In filings yesterday with the FERC, Barclays and four of its former traders denied the commission’s charge that they gamed electricity markets in the Western U.S. from late 2006 to 2008 and vowed to fight the allegations in federal court.
The FERC’s allegations are “based on an economically irrational theory,” London-based Barclays said in its 40-page filing. “The commission should terminate this proceeding without any further action.”
When the FERC made the charges against Barclays on Oct. 31, it called for $18 million in penalties on four of its former traders. The bank’s challenge may test the commission’s enforcement powers, which Congress enhanced in 2005 to prevent the type of market manipulation that triggered blackouts in California earlier in the decade.
The agency said one trader, Scott Connelly, led a “manipulative scheme,” and proposed that he pay $15 million, with an additional $1 million each for three colleagues. Connelly’s lawyers disputed the commission’s actions in their filing yesterday.
“This crippling penalty is multiples of Mr. Connelly’s net worth, and it would simply be unjust to impose this penalty that will essentially ruin him and his family for life financially,” the lawyers said. “No federal judge would order such a financial death sentence.”
Barclays didn’t have the intent or the ability to manipulate energy markets and its trading was legitimate, lawyers for the bank said in yesterday’s filing.

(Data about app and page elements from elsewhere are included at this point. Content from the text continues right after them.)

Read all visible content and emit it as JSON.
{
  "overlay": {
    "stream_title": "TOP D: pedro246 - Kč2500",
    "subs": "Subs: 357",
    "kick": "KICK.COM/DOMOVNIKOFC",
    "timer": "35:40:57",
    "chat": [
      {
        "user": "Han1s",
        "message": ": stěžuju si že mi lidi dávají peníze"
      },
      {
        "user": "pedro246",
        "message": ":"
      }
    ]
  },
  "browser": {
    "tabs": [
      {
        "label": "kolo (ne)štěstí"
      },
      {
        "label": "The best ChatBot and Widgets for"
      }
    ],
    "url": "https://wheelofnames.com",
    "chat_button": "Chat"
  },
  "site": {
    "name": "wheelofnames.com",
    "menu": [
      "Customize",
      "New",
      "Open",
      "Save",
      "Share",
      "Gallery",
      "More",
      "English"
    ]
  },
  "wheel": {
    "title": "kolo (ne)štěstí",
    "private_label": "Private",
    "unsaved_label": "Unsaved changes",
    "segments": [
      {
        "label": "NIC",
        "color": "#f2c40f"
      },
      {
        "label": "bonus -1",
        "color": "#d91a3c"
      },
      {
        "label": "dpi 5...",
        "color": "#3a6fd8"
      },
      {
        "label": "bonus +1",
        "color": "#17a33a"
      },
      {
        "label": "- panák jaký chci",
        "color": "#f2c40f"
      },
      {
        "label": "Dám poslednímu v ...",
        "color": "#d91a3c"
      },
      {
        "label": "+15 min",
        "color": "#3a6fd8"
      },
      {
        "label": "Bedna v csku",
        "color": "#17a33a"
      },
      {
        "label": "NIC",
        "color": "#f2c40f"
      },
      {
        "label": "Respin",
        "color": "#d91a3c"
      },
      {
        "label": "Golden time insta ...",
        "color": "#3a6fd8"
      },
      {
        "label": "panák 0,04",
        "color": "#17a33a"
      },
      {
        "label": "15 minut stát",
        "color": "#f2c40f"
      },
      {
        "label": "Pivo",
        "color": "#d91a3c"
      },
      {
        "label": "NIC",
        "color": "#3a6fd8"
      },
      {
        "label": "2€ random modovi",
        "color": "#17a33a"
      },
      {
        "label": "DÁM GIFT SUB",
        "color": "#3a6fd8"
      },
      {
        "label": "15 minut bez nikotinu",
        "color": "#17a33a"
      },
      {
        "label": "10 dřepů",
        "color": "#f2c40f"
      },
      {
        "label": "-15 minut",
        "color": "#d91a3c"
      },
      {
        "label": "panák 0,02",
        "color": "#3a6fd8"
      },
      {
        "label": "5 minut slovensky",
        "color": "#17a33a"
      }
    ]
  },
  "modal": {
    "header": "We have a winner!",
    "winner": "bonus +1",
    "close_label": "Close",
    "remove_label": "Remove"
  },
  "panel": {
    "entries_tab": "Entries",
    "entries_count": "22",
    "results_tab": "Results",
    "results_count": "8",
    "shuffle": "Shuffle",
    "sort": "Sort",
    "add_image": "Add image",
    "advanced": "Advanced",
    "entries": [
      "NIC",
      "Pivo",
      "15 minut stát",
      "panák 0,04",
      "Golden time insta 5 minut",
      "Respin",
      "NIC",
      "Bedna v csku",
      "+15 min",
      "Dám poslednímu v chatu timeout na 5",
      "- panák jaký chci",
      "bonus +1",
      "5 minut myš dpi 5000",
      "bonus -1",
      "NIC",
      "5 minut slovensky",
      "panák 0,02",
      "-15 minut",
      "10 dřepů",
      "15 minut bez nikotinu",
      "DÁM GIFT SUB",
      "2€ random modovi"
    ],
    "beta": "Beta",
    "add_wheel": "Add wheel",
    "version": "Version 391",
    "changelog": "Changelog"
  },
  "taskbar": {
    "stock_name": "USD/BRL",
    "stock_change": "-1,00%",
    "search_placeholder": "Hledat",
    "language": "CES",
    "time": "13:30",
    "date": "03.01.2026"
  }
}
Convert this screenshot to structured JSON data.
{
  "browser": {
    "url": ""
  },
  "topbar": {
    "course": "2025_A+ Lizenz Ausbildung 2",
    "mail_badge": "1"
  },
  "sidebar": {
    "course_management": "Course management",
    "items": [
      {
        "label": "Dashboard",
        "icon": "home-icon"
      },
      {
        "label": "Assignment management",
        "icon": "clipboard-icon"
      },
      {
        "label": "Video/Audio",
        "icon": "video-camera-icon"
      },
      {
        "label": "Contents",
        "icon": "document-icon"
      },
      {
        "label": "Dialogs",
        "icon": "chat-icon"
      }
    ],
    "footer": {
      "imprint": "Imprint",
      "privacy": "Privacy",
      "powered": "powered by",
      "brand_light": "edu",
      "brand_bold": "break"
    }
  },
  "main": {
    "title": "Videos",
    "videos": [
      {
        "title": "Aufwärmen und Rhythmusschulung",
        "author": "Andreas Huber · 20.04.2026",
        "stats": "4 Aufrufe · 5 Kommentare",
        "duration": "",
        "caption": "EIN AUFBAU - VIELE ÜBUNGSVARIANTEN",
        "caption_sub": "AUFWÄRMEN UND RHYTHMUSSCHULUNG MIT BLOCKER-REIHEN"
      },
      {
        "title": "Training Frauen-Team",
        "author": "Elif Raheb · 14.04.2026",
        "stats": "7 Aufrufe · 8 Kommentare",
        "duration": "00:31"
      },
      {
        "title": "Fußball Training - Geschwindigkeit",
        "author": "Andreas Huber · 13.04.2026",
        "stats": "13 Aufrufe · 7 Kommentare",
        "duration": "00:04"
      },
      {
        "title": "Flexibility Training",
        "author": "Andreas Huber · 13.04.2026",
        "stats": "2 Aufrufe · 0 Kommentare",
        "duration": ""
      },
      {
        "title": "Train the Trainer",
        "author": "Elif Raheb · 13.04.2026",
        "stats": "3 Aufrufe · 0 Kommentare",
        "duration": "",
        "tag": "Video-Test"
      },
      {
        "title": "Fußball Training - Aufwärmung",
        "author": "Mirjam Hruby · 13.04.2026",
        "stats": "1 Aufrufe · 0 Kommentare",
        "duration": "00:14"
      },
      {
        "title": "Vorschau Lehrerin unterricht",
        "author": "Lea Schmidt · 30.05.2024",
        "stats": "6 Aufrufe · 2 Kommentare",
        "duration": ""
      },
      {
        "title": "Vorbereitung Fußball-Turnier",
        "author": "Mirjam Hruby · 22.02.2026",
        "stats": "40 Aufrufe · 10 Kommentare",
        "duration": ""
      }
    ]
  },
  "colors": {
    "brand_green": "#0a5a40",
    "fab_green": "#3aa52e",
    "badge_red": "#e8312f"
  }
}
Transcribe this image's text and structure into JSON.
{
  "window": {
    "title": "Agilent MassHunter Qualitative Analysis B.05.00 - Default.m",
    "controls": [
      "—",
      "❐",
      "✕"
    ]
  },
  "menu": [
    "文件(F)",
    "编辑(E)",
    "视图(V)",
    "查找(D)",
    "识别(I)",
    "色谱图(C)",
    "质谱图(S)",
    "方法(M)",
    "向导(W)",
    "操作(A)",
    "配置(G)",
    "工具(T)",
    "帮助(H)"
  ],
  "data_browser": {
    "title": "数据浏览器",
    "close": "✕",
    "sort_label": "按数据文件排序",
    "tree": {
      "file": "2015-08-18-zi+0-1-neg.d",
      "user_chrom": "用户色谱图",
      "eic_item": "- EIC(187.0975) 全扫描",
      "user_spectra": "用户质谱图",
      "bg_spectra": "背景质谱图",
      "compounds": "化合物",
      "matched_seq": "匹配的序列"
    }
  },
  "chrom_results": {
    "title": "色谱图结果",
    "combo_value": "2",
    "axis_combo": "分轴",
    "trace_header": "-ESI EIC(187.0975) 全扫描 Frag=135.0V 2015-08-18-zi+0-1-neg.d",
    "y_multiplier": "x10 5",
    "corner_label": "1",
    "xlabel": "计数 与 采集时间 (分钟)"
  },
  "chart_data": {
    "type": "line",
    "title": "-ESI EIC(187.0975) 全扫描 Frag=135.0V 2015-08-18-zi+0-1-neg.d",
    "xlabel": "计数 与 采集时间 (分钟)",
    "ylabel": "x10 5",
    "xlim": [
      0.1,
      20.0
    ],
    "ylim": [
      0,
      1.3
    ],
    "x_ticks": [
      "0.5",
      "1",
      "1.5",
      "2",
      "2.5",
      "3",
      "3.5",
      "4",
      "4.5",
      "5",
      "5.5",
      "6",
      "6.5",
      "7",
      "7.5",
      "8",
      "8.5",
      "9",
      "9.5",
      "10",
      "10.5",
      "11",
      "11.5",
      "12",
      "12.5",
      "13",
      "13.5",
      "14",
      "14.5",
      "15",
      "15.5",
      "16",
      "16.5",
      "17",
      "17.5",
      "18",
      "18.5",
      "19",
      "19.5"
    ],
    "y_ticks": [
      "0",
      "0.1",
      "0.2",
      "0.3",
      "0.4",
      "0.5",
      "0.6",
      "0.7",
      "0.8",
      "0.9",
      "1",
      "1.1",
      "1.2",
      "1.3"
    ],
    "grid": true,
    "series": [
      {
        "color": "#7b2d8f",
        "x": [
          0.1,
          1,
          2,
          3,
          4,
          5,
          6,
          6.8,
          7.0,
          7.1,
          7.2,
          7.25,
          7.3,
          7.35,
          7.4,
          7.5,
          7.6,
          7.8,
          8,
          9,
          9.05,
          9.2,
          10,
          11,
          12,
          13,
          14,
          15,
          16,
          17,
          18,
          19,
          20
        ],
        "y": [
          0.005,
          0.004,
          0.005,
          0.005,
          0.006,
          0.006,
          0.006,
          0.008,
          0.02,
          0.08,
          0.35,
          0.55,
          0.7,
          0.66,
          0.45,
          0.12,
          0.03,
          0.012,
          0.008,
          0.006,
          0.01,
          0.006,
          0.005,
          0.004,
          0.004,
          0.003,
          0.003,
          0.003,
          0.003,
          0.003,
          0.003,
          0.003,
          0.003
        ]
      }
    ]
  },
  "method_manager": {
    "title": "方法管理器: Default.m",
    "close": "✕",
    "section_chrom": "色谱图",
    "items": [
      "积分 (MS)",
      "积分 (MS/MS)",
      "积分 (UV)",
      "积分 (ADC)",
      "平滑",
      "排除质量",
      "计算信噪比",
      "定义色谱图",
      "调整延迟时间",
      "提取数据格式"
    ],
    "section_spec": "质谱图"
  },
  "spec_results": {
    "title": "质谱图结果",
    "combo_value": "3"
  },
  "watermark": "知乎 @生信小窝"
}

The five-member commission should reject its enforcement staff’s recommendations, “decline to assess any penalties and terminate this matter without any further proceedings,” Mark Lane, a Barclays spokesman, said in an e-mail. “If the FERC proceeds, we intend to vigorously defend this matter in federal court.”
FERC Chairman Jon Wellinghoff has said the agency, which has about 200 employees devoted to policing the markets, is in “full enforcement mode.”
Mary O’Driscoll, a FERC spokeswoman, declined to comment.
“We do not comment on ongoing cases,” she said in an e-mail.
To contact the reporter on this story: Brian Wingfield in Washington at email@example.com